Sex-specific foraging distributions of brown boobies in the eastern tropical Pacific

  • Gilardi J
  • 25


    Mendeley users who have this article in their library.
  • N/A


    Citations of this article.


This study investigates sex differences in the distribution of foraging Brown Boobies (Sula leucogaster) near Clipperton Island in the eastern tropical Pacific. Females tended to forage farther from shore than males: eg., the sex ratio varied from strongly male-biased near the colony (within ∼20 km) to female-biased away from the colony (beyond ∼90 km). Males also returned to the colony earlier in the evening than females, again suggesting more proximate foraging locations in males. An hypothesis linking these foraging differences to sex role partitioning and sexual size dimorphism is proposed. Selection on females for increased chick provisioning may have lead to increased size and foraging range. Conversely, males are selected to remain close to the colony to maintain territories and prevent or acquire extra-pair copulations, thus reducing their foraging range and body size.

Author-supplied keywords

  • -brown booby
  • 1
  • 148-151
  • 1992
  • colonial waterbirds 15
  • foraging
  • occur in a range
  • of avian taxa
  • parental investment
  • passerines
  • sex-related distributional differences
  • sexual dimorphism
  • sula leucogaster

Get free article suggestions today

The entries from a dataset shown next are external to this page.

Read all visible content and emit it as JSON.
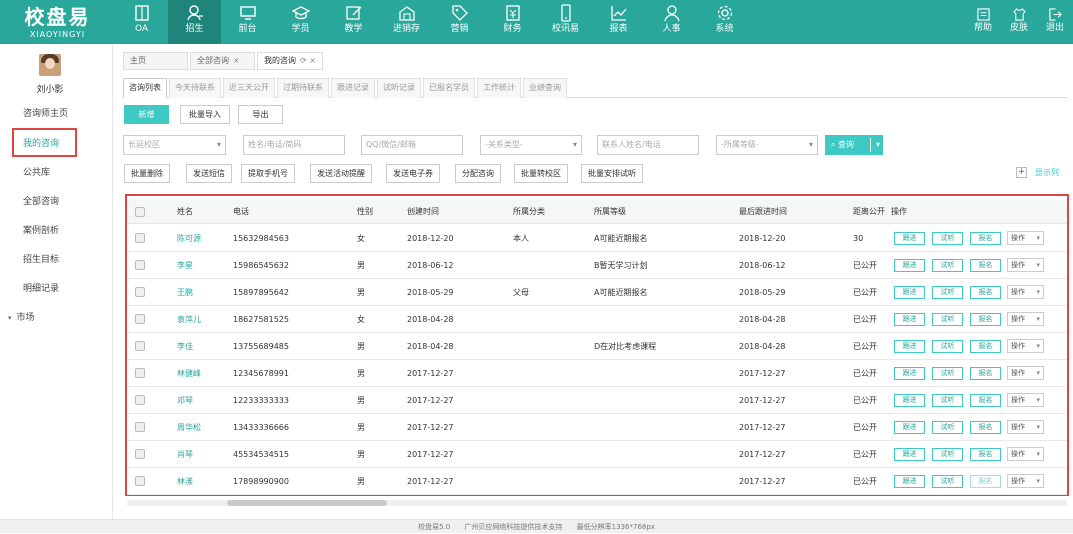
{
  "logo": {
    "cn": "校盘易",
    "en": "XIAOYINGYI"
  },
  "nav": [
    {
      "label": "OA",
      "icon": "book-icon"
    },
    {
      "label": "招生",
      "icon": "user-icon",
      "active": true
    },
    {
      "label": "前台",
      "icon": "monitor-icon"
    },
    {
      "label": "学员",
      "icon": "graduation-cap-icon"
    },
    {
      "label": "教学",
      "icon": "edit-icon"
    },
    {
      "label": "进销存",
      "icon": "warehouse-icon"
    },
    {
      "label": "营销",
      "icon": "tag-icon"
    },
    {
      "label": "财务",
      "icon": "finance-icon"
    },
    {
      "label": "校讯易",
      "icon": "mobile-icon"
    },
    {
      "label": "报表",
      "icon": "chart-icon"
    },
    {
      "label": "人事",
      "icon": "users-icon"
    },
    {
      "label": "系统",
      "icon": "gear-icon"
    }
  ],
  "right_nav": [
    {
      "label": "帮助",
      "icon": "help-icon"
    },
    {
      "label": "皮肤",
      "icon": "shirt-icon"
    },
    {
      "label": "退出",
      "icon": "logout-icon"
    }
  ],
  "sidebar": {
    "username": "刘小影",
    "items": [
      {
        "label": "咨询师主页"
      },
      {
        "label": "我的咨询",
        "active": true
      },
      {
        "label": "公共库"
      },
      {
        "label": "全部咨询"
      },
      {
        "label": "案例剖析"
      },
      {
        "label": "招生目标"
      },
      {
        "label": "明细记录"
      },
      {
        "label": "市场",
        "caret": "▾"
      }
    ]
  },
  "tabs": [
    {
      "label": "主页"
    },
    {
      "label": "全部咨询",
      "close": "×"
    },
    {
      "label": "我的咨询",
      "close": "⟳ ×",
      "active": true
    }
  ],
  "subtabs": [
    "咨询列表",
    "今天待联系",
    "近三天公开",
    "过期待联系",
    "跟进记录",
    "试听记录",
    "已报名学员",
    "工作统计",
    "业绩查询"
  ],
  "toolbar": {
    "new": "新增",
    "import": "批量导入",
    "export": "导出"
  },
  "filters": {
    "campus": "长延校区",
    "name_phone": "姓名/电话/简码",
    "qq_wechat": "QQ/微信/邮箱",
    "relation": "-关系类型-",
    "contact": "联系人姓名/电话",
    "level": "-所属等级-",
    "search": "查询"
  },
  "actions": [
    "批量删除",
    "发送短信",
    "提取手机号",
    "发送活动提醒",
    "发送电子券",
    "分配咨询",
    "批量转校区",
    "批量安排试听"
  ],
  "show_columns": "显示列",
  "show_columns_plus": "+",
  "table": {
    "headers": {
      "name": "姓名",
      "phone": "电话",
      "gender": "性别",
      "created": "创建时间",
      "category": "所属分类",
      "level": "所属等级",
      "last_follow": "最后跟进时间",
      "distance": "距离公开",
      "ops": "操作"
    },
    "row_buttons": {
      "follow": "跟进",
      "trial": "试听",
      "signup": "报名",
      "ops": "操作"
    },
    "rows": [
      {
        "name": "陈可源",
        "phone": "15632984563",
        "gender": "女",
        "created": "2018-12-20",
        "category": "本人",
        "level": "A可能近期报名",
        "last": "2018-12-20",
        "dist": "30"
      },
      {
        "name": "李星",
        "phone": "15986545632",
        "gender": "男",
        "created": "2018-06-12",
        "category": "",
        "level": "B暂无学习计划",
        "last": "2018-06-12",
        "dist": "已公开"
      },
      {
        "name": "王鹏",
        "phone": "15897895642",
        "gender": "男",
        "created": "2018-05-29",
        "category": "父母",
        "level": "A可能近期报名",
        "last": "2018-05-29",
        "dist": "已公开"
      },
      {
        "name": "袁萍儿",
        "phone": "18627581525",
        "gender": "女",
        "created": "2018-04-28",
        "category": "",
        "level": "",
        "last": "2018-04-28",
        "dist": "已公开"
      },
      {
        "name": "李佳",
        "phone": "13755689485",
        "gender": "男",
        "created": "2018-04-28",
        "category": "",
        "level": "D在对比考虑课程",
        "last": "2018-04-28",
        "dist": "已公开"
      },
      {
        "name": "林健峰",
        "phone": "12345678991",
        "gender": "男",
        "created": "2017-12-27",
        "category": "",
        "level": "",
        "last": "2017-12-27",
        "dist": "已公开"
      },
      {
        "name": "邓琴",
        "phone": "12233333333",
        "gender": "男",
        "created": "2017-12-27",
        "category": "",
        "level": "",
        "last": "2017-12-27",
        "dist": "已公开"
      },
      {
        "name": "周华松",
        "phone": "13433336666",
        "gender": "男",
        "created": "2017-12-27",
        "category": "",
        "level": "",
        "last": "2017-12-27",
        "dist": "已公开"
      },
      {
        "name": "肖琴",
        "phone": "45534534515",
        "gender": "男",
        "created": "2017-12-27",
        "category": "",
        "level": "",
        "last": "2017-12-27",
        "dist": "已公开"
      },
      {
        "name": "林漾",
        "phone": "17898990900",
        "gender": "男",
        "created": "2017-12-27",
        "category": "",
        "level": "",
        "last": "2017-12-27",
        "dist": "已公开"
      }
    ]
  },
  "footer": {
    "version": "校盘易5.0",
    "support": "广州贝应网络科技提供技术支持",
    "resolution": "最低分辨率1336*768px"
  },
  "colors": {
    "brand": "#2aa79b",
    "accent": "#3ec9c4",
    "highlight": "#e04545"
  }
}
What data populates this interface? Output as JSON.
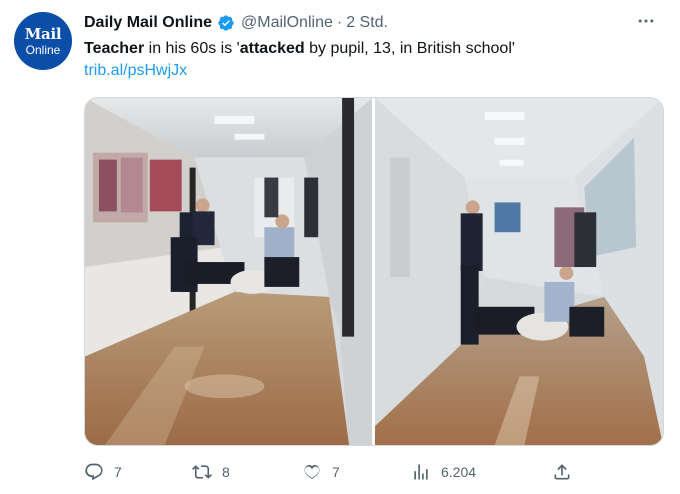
{
  "account": {
    "avatar_line1": "Mail",
    "avatar_line2": "Online",
    "name": "Daily Mail Online",
    "handle": "@MailOnline",
    "separator": "·",
    "time": "2 Std."
  },
  "tweet": {
    "text_part1": "Teacher",
    "text_part2": " in his 60s is '",
    "text_part3": "attacked",
    "text_part4": " by pupil, 13, in British school'",
    "link": "trib.al/psHwjJx"
  },
  "actions": {
    "replies": "7",
    "retweets": "8",
    "likes": "7",
    "views": "6.204"
  },
  "colors": {
    "brand_blue": "#0a4ea8",
    "link_blue": "#1d9bf0",
    "muted": "#536471"
  }
}
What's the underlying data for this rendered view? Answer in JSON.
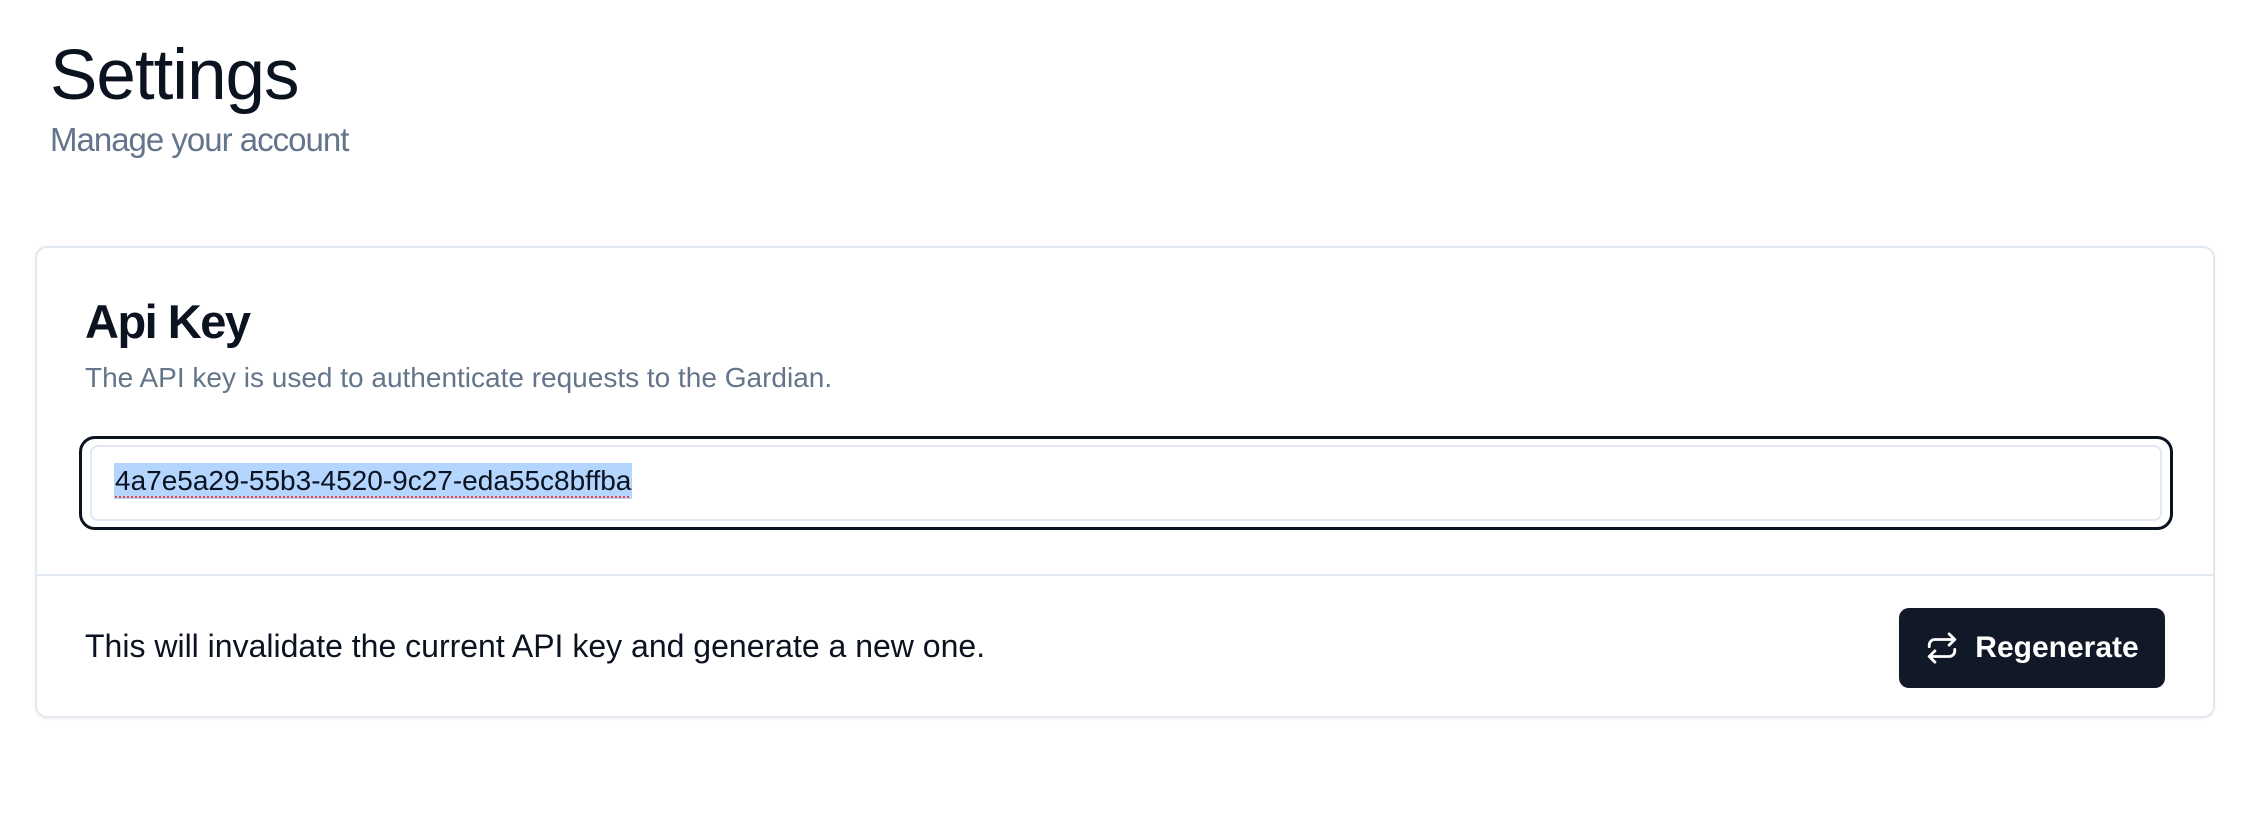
{
  "header": {
    "title": "Settings",
    "subtitle": "Manage your account"
  },
  "api_key_card": {
    "title": "Api Key",
    "description": "The API key is used to authenticate requests to the Gardian.",
    "key_value": "4a7e5a29-55b3-4520-9c27-eda55c8bffba",
    "footer_text": "This will invalidate the current API key and generate a new one.",
    "regenerate_label": "Regenerate",
    "regenerate_icon": "repeat-icon"
  },
  "colors": {
    "accent": "#111827",
    "muted_text": "#64748b",
    "border": "#e2e8f0",
    "selection": "#b4d5fe"
  }
}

Mendeley saves you time finding and organizing research

Sign up here
Already have an account ?Sign in

Find this document


  • James D Gilardi

Cite this document

Choose a citation style from the tabs below

Save time finding and organizing research with Mendeley

Sign up for free